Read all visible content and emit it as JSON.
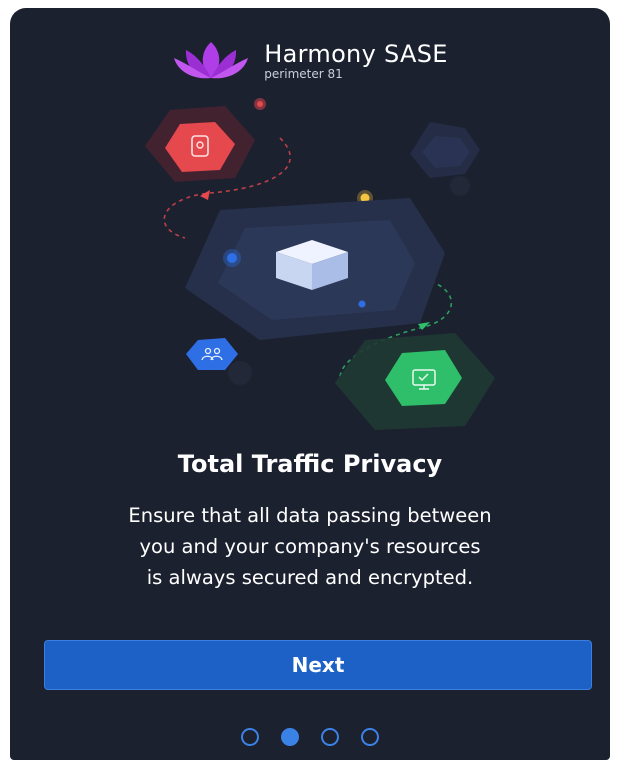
{
  "brand": {
    "name": "Harmony SASE",
    "subtitle": "perimeter 81",
    "logo_icon": "lotus-logo-icon",
    "logo_color": "#b03ee8"
  },
  "illustration": {
    "icons": [
      "shield-icon",
      "cube-icon",
      "users-icon",
      "monitor-icon"
    ],
    "colors": {
      "red": "#e5484d",
      "green": "#2fbf6a",
      "blue": "#2f6fe6",
      "yellow": "#f5c542"
    }
  },
  "onboarding": {
    "title": "Total Traffic Privacy",
    "description": [
      "Ensure that all data passing between",
      "you and your company's resources",
      "is always secured and encrypted."
    ],
    "next_label": "Next"
  },
  "pagination": {
    "total": 4,
    "current": 2
  },
  "colors": {
    "background": "#1c2130",
    "accent": "#1d61c7",
    "dot": "#3b82e6"
  }
}
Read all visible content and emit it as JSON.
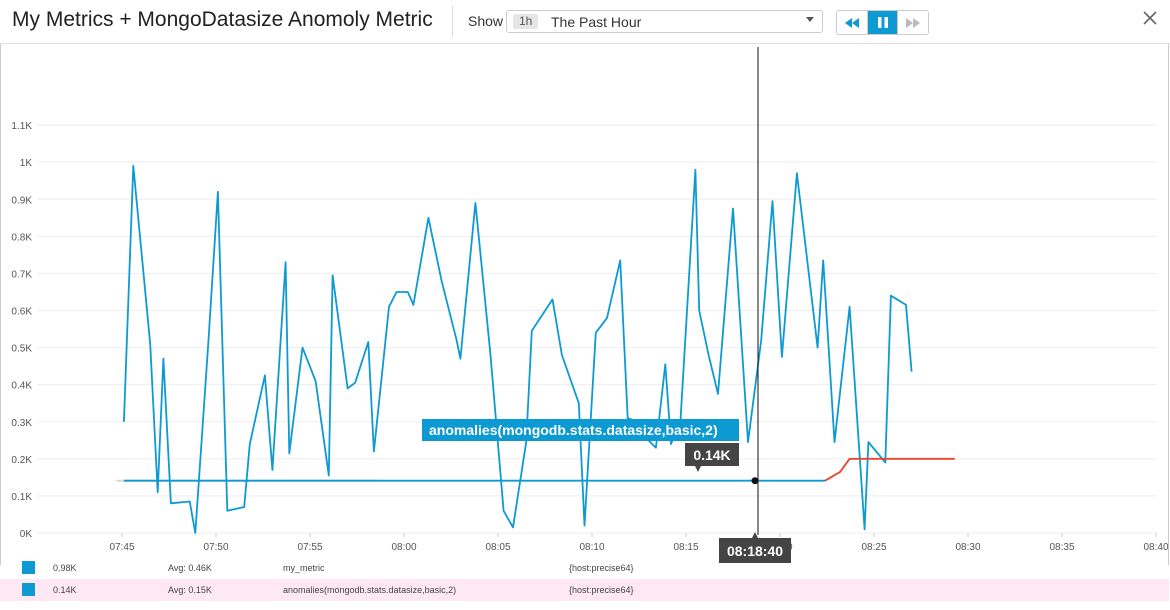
{
  "header": {
    "title": "My Metrics + MongoDatasize Anomoly Metric",
    "show_label": "Show",
    "timeframe_badge": "1h",
    "timeframe_text": "The Past Hour"
  },
  "tooltip": {
    "series_label": "anomalies(mongodb.stats.datasize,basic,2)",
    "value_label": "0.14K",
    "time_label": "08:18:40"
  },
  "legend": [
    {
      "current": "0.98K",
      "avg": "Avg: 0.46K",
      "name": "my_metric",
      "scope": "{host:precise64}"
    },
    {
      "current": "0.14K",
      "avg": "Avg: 0.15K",
      "name": "anomalies(mongodb.stats.datasize,basic,2)",
      "scope": "{host:precise64}"
    }
  ],
  "colors": {
    "series": "#0d9ad3",
    "anomaly": "#e8442b",
    "band": "#d8d8d8",
    "accent": "#0d9ad3"
  },
  "chart_data": {
    "type": "line",
    "y_ticks": [
      "0K",
      "0.1K",
      "0.2K",
      "0.3K",
      "0.4K",
      "0.5K",
      "0.6K",
      "0.7K",
      "0.8K",
      "0.9K",
      "1K",
      "1.1K"
    ],
    "x_ticks": [
      "07:45",
      "07:50",
      "07:55",
      "08:00",
      "08:05",
      "08:10",
      "08:15",
      "08:20",
      "08:25",
      "08:30",
      "08:35",
      "08:40"
    ],
    "ylim": [
      0,
      1200
    ],
    "x_range_minutes": [
      7.5,
      40.2
    ],
    "x_unit_note": "minutes after 07:00",
    "series": [
      {
        "name": "my_metric",
        "points": [
          [
            7.4,
            300
          ],
          [
            7.9,
            990
          ],
          [
            8.8,
            510
          ],
          [
            9.2,
            110
          ],
          [
            9.5,
            470
          ],
          [
            9.9,
            80
          ],
          [
            10.9,
            85
          ],
          [
            11.2,
            0
          ],
          [
            11.9,
            520
          ],
          [
            12.4,
            920
          ],
          [
            12.9,
            60
          ],
          [
            13.8,
            70
          ],
          [
            14.1,
            240
          ],
          [
            14.9,
            425
          ],
          [
            15.3,
            170
          ],
          [
            16.0,
            730
          ],
          [
            16.2,
            215
          ],
          [
            16.9,
            500
          ],
          [
            17.6,
            410
          ],
          [
            18.3,
            155
          ],
          [
            18.5,
            695
          ],
          [
            19.3,
            390
          ],
          [
            19.7,
            405
          ],
          [
            20.4,
            515
          ],
          [
            20.7,
            220
          ],
          [
            21.5,
            610
          ],
          [
            21.9,
            650
          ],
          [
            22.5,
            650
          ],
          [
            22.8,
            615
          ],
          [
            23.6,
            850
          ],
          [
            24.3,
            680
          ],
          [
            25.1,
            520
          ],
          [
            25.3,
            470
          ],
          [
            26.1,
            890
          ],
          [
            26.9,
            480
          ],
          [
            27.6,
            60
          ],
          [
            28.1,
            15
          ],
          [
            28.8,
            245
          ],
          [
            29.1,
            545
          ],
          [
            30.2,
            630
          ],
          [
            30.7,
            480
          ],
          [
            31.6,
            350
          ],
          [
            31.9,
            20
          ],
          [
            32.5,
            540
          ],
          [
            33.1,
            580
          ],
          [
            33.8,
            735
          ],
          [
            34.2,
            310
          ],
          [
            34.9,
            295
          ],
          [
            35.2,
            255
          ],
          [
            35.7,
            230
          ],
          [
            36.2,
            455
          ],
          [
            36.5,
            240
          ],
          [
            37.0,
            300
          ],
          [
            37.8,
            980
          ],
          [
            38.0,
            600
          ],
          [
            38.5,
            480
          ],
          [
            39.0,
            375
          ],
          [
            39.8,
            875
          ],
          [
            40.6,
            245
          ],
          [
            41.3,
            520
          ],
          [
            41.9,
            895
          ],
          [
            42.4,
            475
          ],
          [
            43.2,
            970
          ],
          [
            44.3,
            500
          ],
          [
            44.6,
            735
          ],
          [
            45.2,
            245
          ],
          [
            46.0,
            610
          ],
          [
            46.8,
            10
          ],
          [
            47.0,
            245
          ],
          [
            47.9,
            190
          ],
          [
            48.2,
            640
          ],
          [
            49.0,
            615
          ],
          [
            49.3,
            435
          ]
        ]
      },
      {
        "name": "anomalies(mongodb.stats.datasize,basic,2)",
        "points": [
          [
            7.4,
            141
          ],
          [
            44.7,
            141
          ]
        ]
      },
      {
        "name": "anomalies(mongodb.stats.datasize,basic,2) anomalous",
        "points": [
          [
            44.7,
            141
          ],
          [
            45.5,
            165
          ],
          [
            46.0,
            200
          ],
          [
            51.6,
            200
          ]
        ]
      }
    ],
    "band": {
      "lower": 140,
      "upper": 142,
      "x_range": [
        7.4,
        51.6
      ]
    },
    "crosshair_x": 38.67,
    "grid": true
  }
}
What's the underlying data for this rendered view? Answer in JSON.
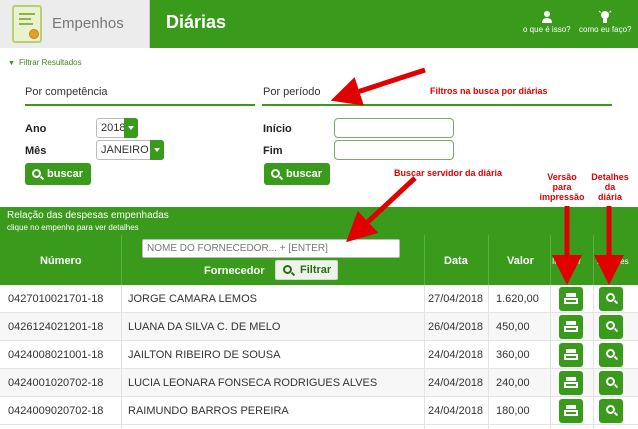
{
  "header": {
    "brand": "Empenhos",
    "title": "Diárias",
    "actions": [
      {
        "label": "o que é isso?",
        "icon": "person-icon"
      },
      {
        "label": "como eu faço?",
        "icon": "lightbulb-icon"
      }
    ]
  },
  "filter": {
    "toggle_label": "Filtrar Resultados",
    "competencia": {
      "title": "Por competência",
      "ano_label": "Ano",
      "ano_value": "2018",
      "mes_label": "Mês",
      "mes_value": "JANEIRO",
      "button": "buscar"
    },
    "periodo": {
      "title": "Por período",
      "inicio_label": "Início",
      "fim_label": "Fim",
      "button": "buscar"
    }
  },
  "annotations": {
    "filtros": "Filtros na busca por diárias",
    "buscar_servidor": "Buscar servidor da diária",
    "versao_l1": "Versão",
    "versao_l2": "para",
    "versao_l3": "impressão",
    "detalhes_l1": "Detalhes",
    "detalhes_l2": "da",
    "detalhes_l3": "diária"
  },
  "results": {
    "title": "Relação das despesas empenhadas",
    "subtitle": "clique no empenho para ver detalhes",
    "columns": {
      "numero": "Número",
      "fornecedor": "Fornecedor",
      "data": "Data",
      "valor": "Valor",
      "imprimir": "Imprimir",
      "detalhes": "Detalhes"
    },
    "search_placeholder": "NOME DO FORNECEDOR... + [ENTER]",
    "filter_button": "Filtrar",
    "rows": [
      {
        "numero": "0427010021701-18",
        "fornecedor": "JORGE CAMARA LEMOS",
        "data": "27/04/2018",
        "valor": "1.620,00"
      },
      {
        "numero": "0426124021201-18",
        "fornecedor": "LUANA DA SILVA C. DE MELO",
        "data": "26/04/2018",
        "valor": "450,00"
      },
      {
        "numero": "0424008021001-18",
        "fornecedor": "JAILTON RIBEIRO DE SOUSA",
        "data": "24/04/2018",
        "valor": "360,00"
      },
      {
        "numero": "0424001020702-18",
        "fornecedor": "LUCIA LEONARA FONSECA RODRIGUES ALVES",
        "data": "24/04/2018",
        "valor": "240,00"
      },
      {
        "numero": "0424009020702-18",
        "fornecedor": "RAIMUNDO BARROS PEREIRA",
        "data": "24/04/2018",
        "valor": "180,00"
      }
    ]
  },
  "colors": {
    "primary_green": "#3a9a1c",
    "annotation_red": "#e10000"
  }
}
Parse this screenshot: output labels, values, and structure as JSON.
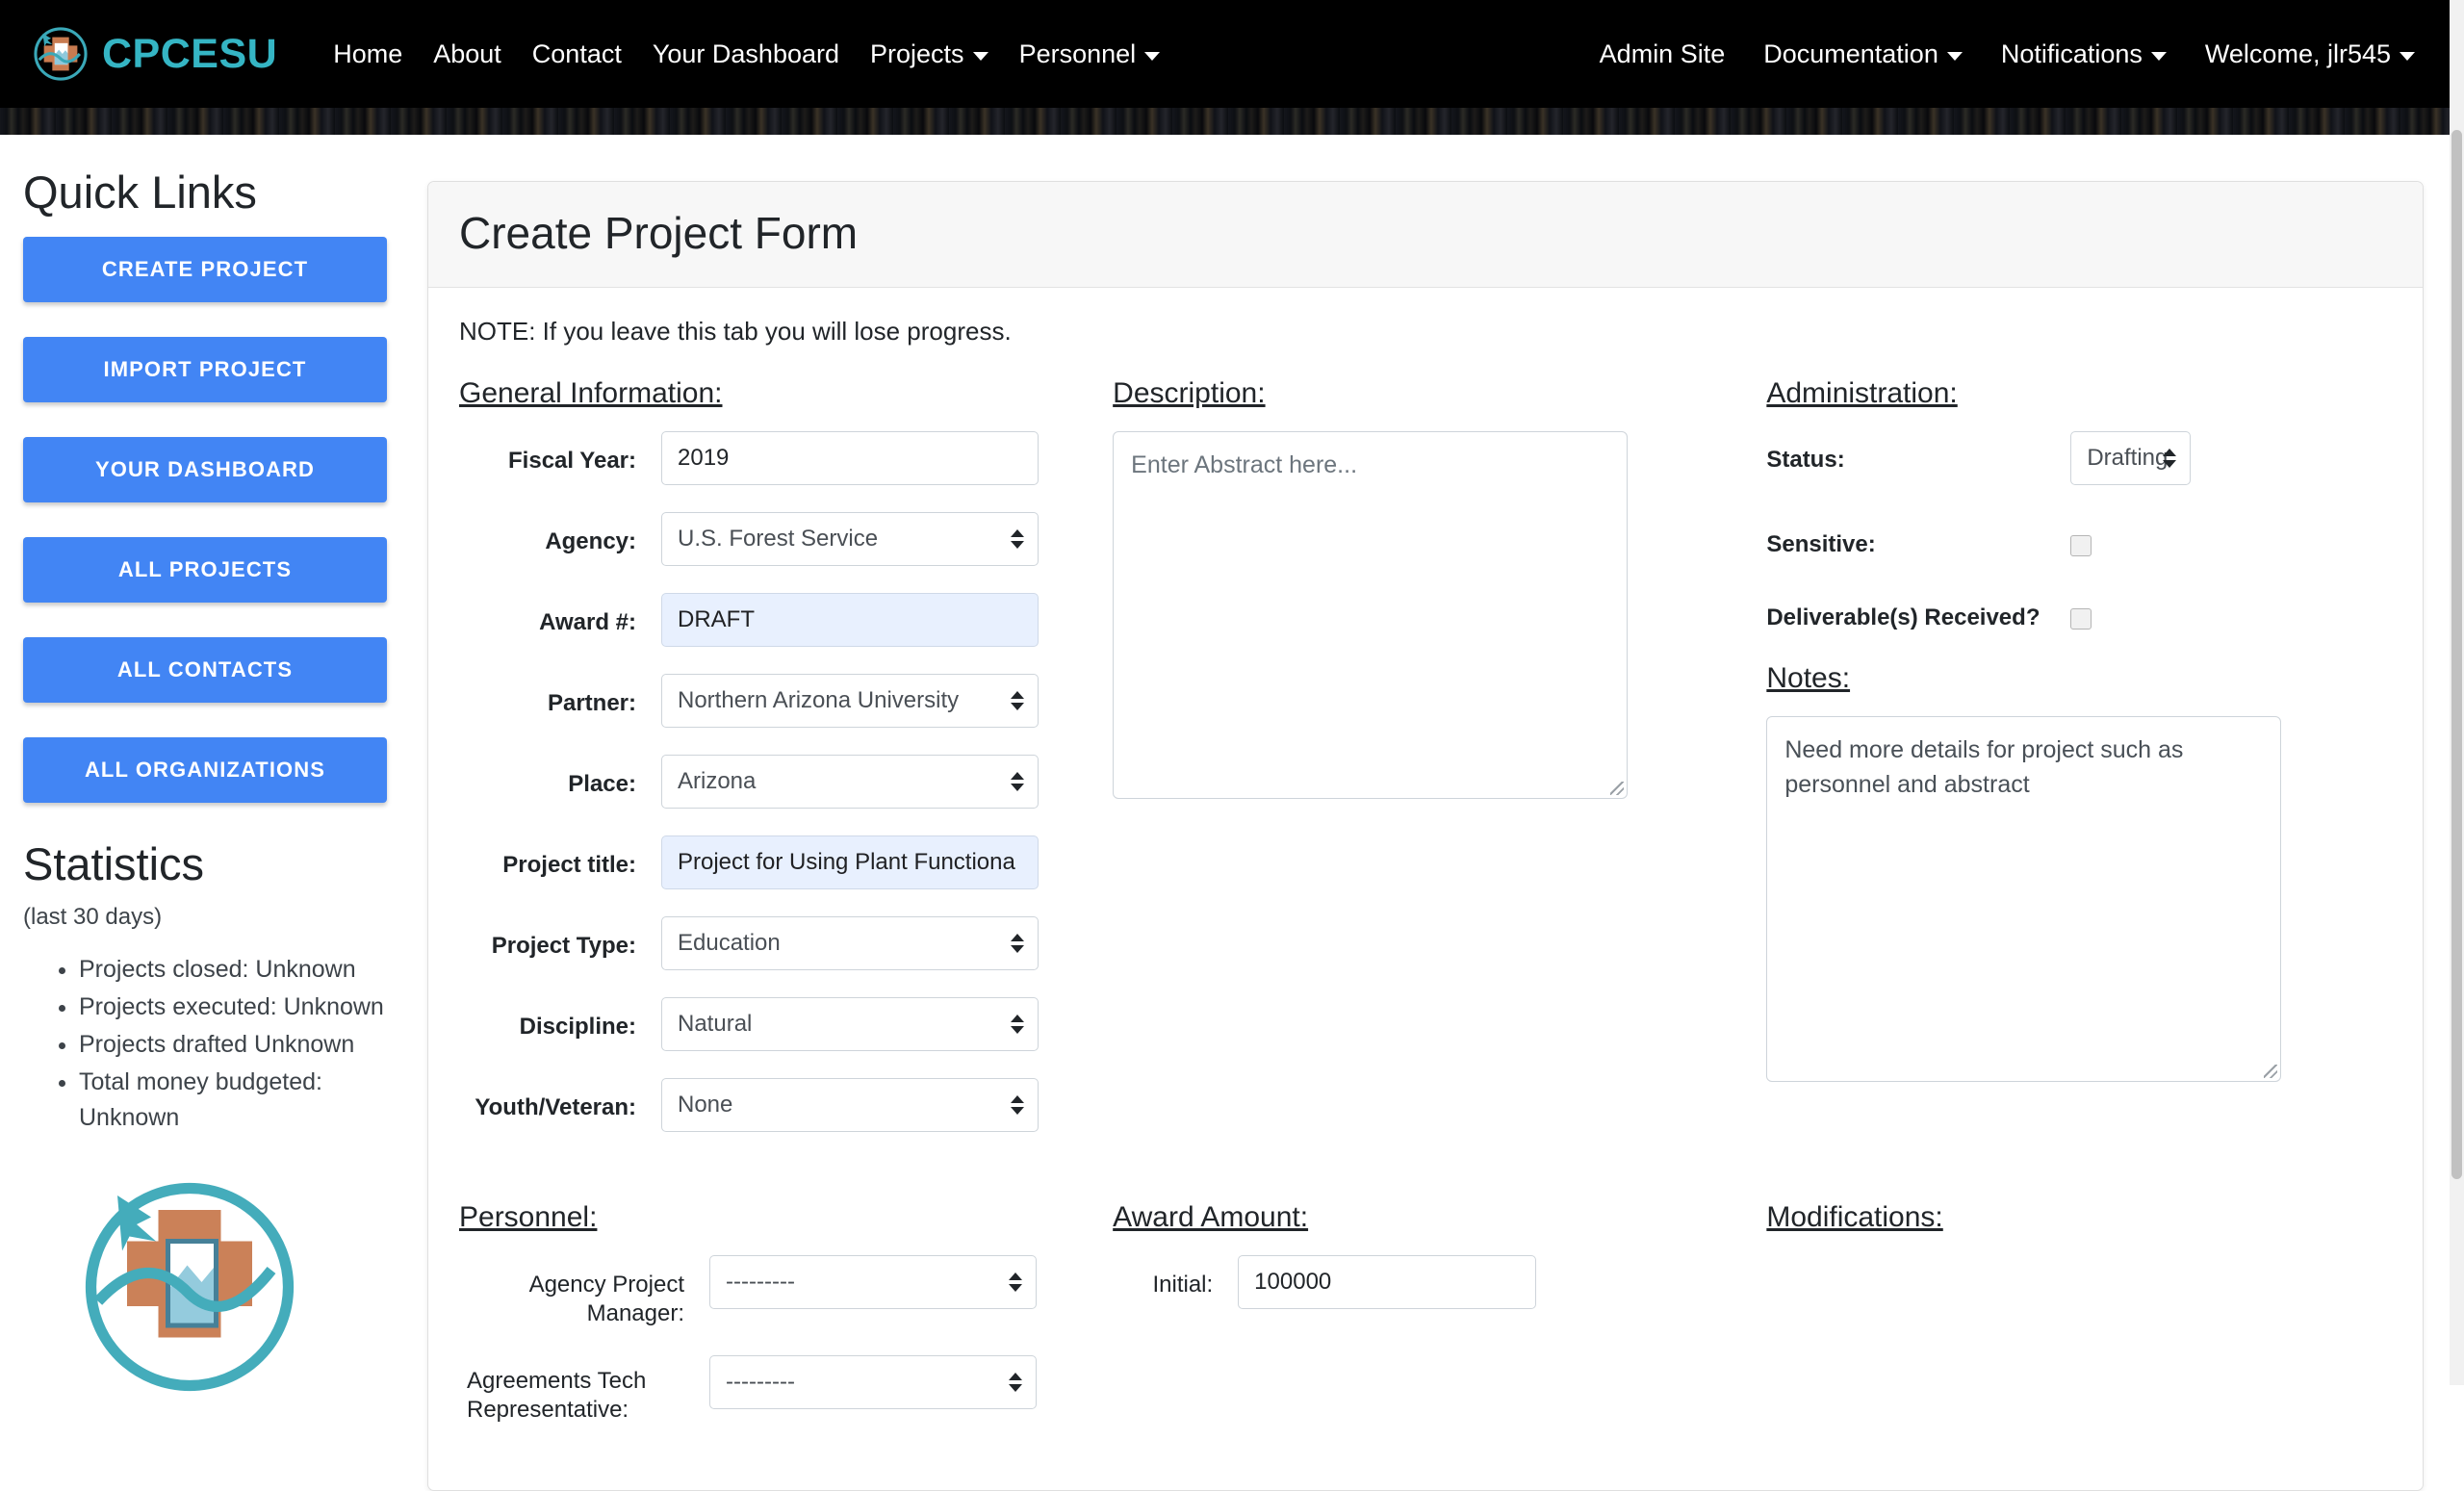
{
  "navbar": {
    "brand": {
      "text": "CPCESU",
      "logo_icon": "cpcesu-logo-icon",
      "accent_color": "#35b5c4"
    },
    "left_items": [
      {
        "label": "Home",
        "has_caret": false
      },
      {
        "label": "About",
        "has_caret": false
      },
      {
        "label": "Contact",
        "has_caret": false
      },
      {
        "label": "Your Dashboard",
        "has_caret": false
      },
      {
        "label": "Projects",
        "has_caret": true
      },
      {
        "label": "Personnel",
        "has_caret": true
      }
    ],
    "right_items": [
      {
        "label": "Admin Site",
        "has_caret": false
      },
      {
        "label": "Documentation",
        "has_caret": true
      },
      {
        "label": "Notifications",
        "has_caret": true
      },
      {
        "label": "Welcome, jlr545",
        "has_caret": true
      }
    ]
  },
  "sidebar": {
    "quick_links_title": "Quick Links",
    "buttons": [
      "CREATE PROJECT",
      "IMPORT PROJECT",
      "YOUR DASHBOARD",
      "ALL PROJECTS",
      "ALL CONTACTS",
      "ALL ORGANIZATIONS"
    ],
    "statistics": {
      "title": "Statistics",
      "subtitle": "(last 30 days)",
      "items": [
        "Projects closed: Unknown",
        "Projects executed: Unknown",
        "Projects drafted Unknown",
        "Total money budgeted: Unknown"
      ]
    }
  },
  "form": {
    "card_title": "Create Project Form",
    "note": "NOTE: If you leave this tab you will lose progress.",
    "general": {
      "title": "General Information:",
      "fields": [
        {
          "label": "Fiscal Year:",
          "value": "2019",
          "type": "text",
          "autofill": false
        },
        {
          "label": "Agency:",
          "value": "U.S. Forest Service",
          "type": "select",
          "autofill": false
        },
        {
          "label": "Award #:",
          "value": "DRAFT",
          "type": "text",
          "autofill": true
        },
        {
          "label": "Partner:",
          "value": "Northern Arizona University",
          "type": "select",
          "autofill": false
        },
        {
          "label": "Place:",
          "value": "Arizona",
          "type": "select",
          "autofill": false
        },
        {
          "label": "Project title:",
          "value": "Project for Using Plant Functiona",
          "type": "text",
          "autofill": true
        },
        {
          "label": "Project Type:",
          "value": "Education",
          "type": "select",
          "autofill": false
        },
        {
          "label": "Discipline:",
          "value": "Natural",
          "type": "select",
          "autofill": false
        },
        {
          "label": "Youth/Veteran:",
          "value": "None",
          "type": "select",
          "autofill": false
        }
      ]
    },
    "description": {
      "title": "Description:",
      "placeholder": "Enter Abstract here...",
      "value": ""
    },
    "administration": {
      "title": "Administration:",
      "status_label": "Status:",
      "status_value": "Drafting",
      "sensitive_label": "Sensitive:",
      "sensitive_checked": false,
      "deliverables_label": "Deliverable(s) Received?",
      "deliverables_checked": false
    },
    "notes": {
      "title": "Notes:",
      "value": "Need more details for project such as personnel and abstract"
    },
    "personnel": {
      "title": "Personnel:",
      "fields": [
        {
          "label": "Agency Project Manager:",
          "value": "---------"
        },
        {
          "label": "Agreements Tech Representative:",
          "value": "---------"
        }
      ]
    },
    "award_amount": {
      "title": "Award Amount:",
      "initial_label": "Initial:",
      "initial_value": "100000"
    },
    "modifications": {
      "title": "Modifications:"
    }
  },
  "colors": {
    "navbar_bg": "#000000",
    "brand_teal": "#35b5c4",
    "button_blue": "#4285f4",
    "autofill_blue": "#e8f0fe",
    "card_header": "#f7f7f7"
  }
}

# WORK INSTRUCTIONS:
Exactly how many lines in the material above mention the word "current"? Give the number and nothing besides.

# RESPONSE TO THE TASK:
3